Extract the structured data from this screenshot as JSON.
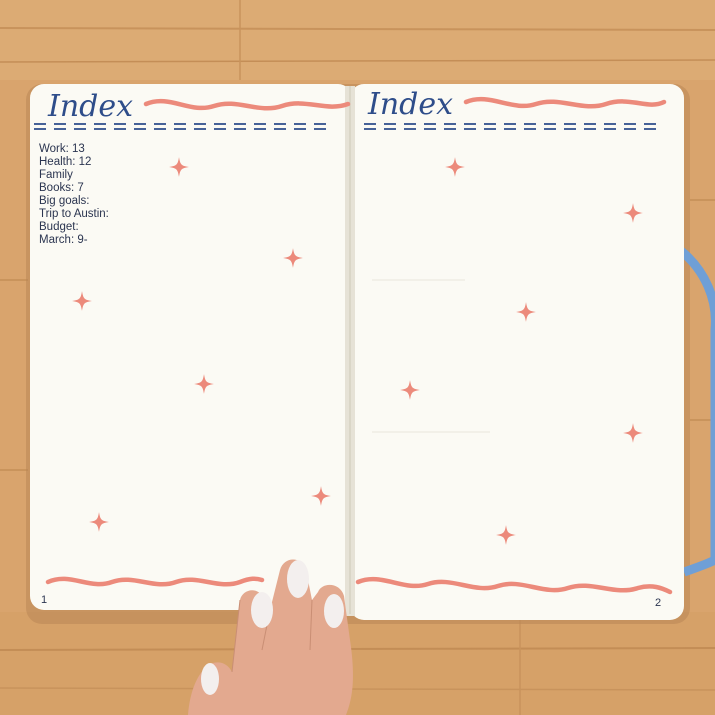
{
  "left_page": {
    "title": "Index",
    "entries": [
      "Work: 13",
      "Health: 12",
      "Family",
      "Books: 7",
      "Big goals:",
      "Trip to Austin:",
      "Budget:",
      "March: 9-"
    ],
    "page_number": "1"
  },
  "right_page": {
    "title": "Index",
    "page_number": "2"
  },
  "colors": {
    "wood": "#d9a46d",
    "paper": "#fbfaf4",
    "accent_coral": "#ec8a7b",
    "ink_blue": "#2e4d8a",
    "ribbon_blue": "#6f9fd6"
  },
  "icons": [
    "sparkle-star-icon",
    "wavy-line-border",
    "hand"
  ]
}
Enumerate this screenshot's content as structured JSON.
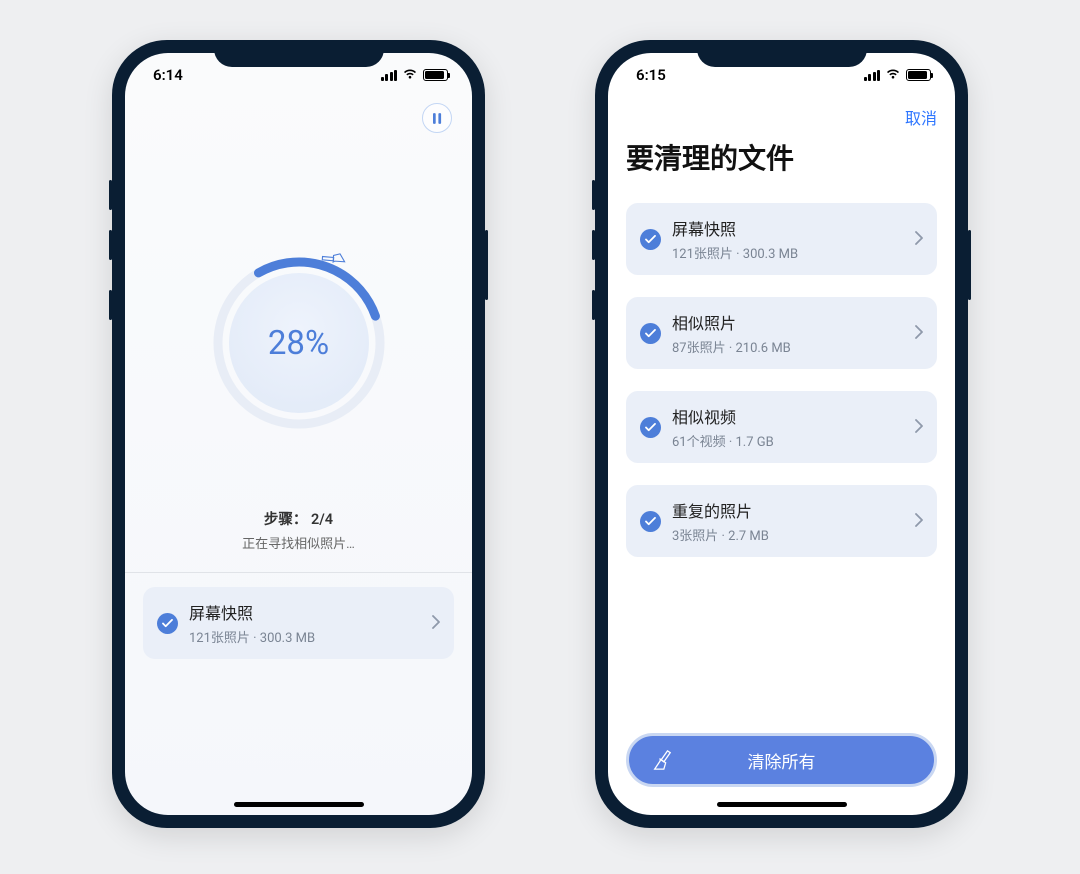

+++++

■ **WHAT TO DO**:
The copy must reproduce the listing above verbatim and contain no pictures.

■ **EXERCISE RESULT**:
Extract the structured data from this screenshot as JSON.
{
  "left_page": {
    "title": "Index",
    "entries": [
      "Work: 13",
      "Health: 12",
      "Family",
      "Books: 7",
      "Big goals:",
      "Trip to Austin:",
      "Budget:",
      "March: 9-"
    ],
    "page_number": "1"
  },
  "right_page": {
    "title": "Index",
    "page_number": "2"
  },
  "colors": {
    "wood": "#d9a46d",
    "paper": "#fbfaf4",
    "accent_coral": "#ec8a7b",
    "ink_blue": "#2e4d8a",
    "ribbon_blue": "#6f9fd6"
  },
  "icons": [
    "sparkle-star-icon",
    "wavy-line-border",
    "hand"
  ]
}
Enumerate this screenshot's content as structured JSON.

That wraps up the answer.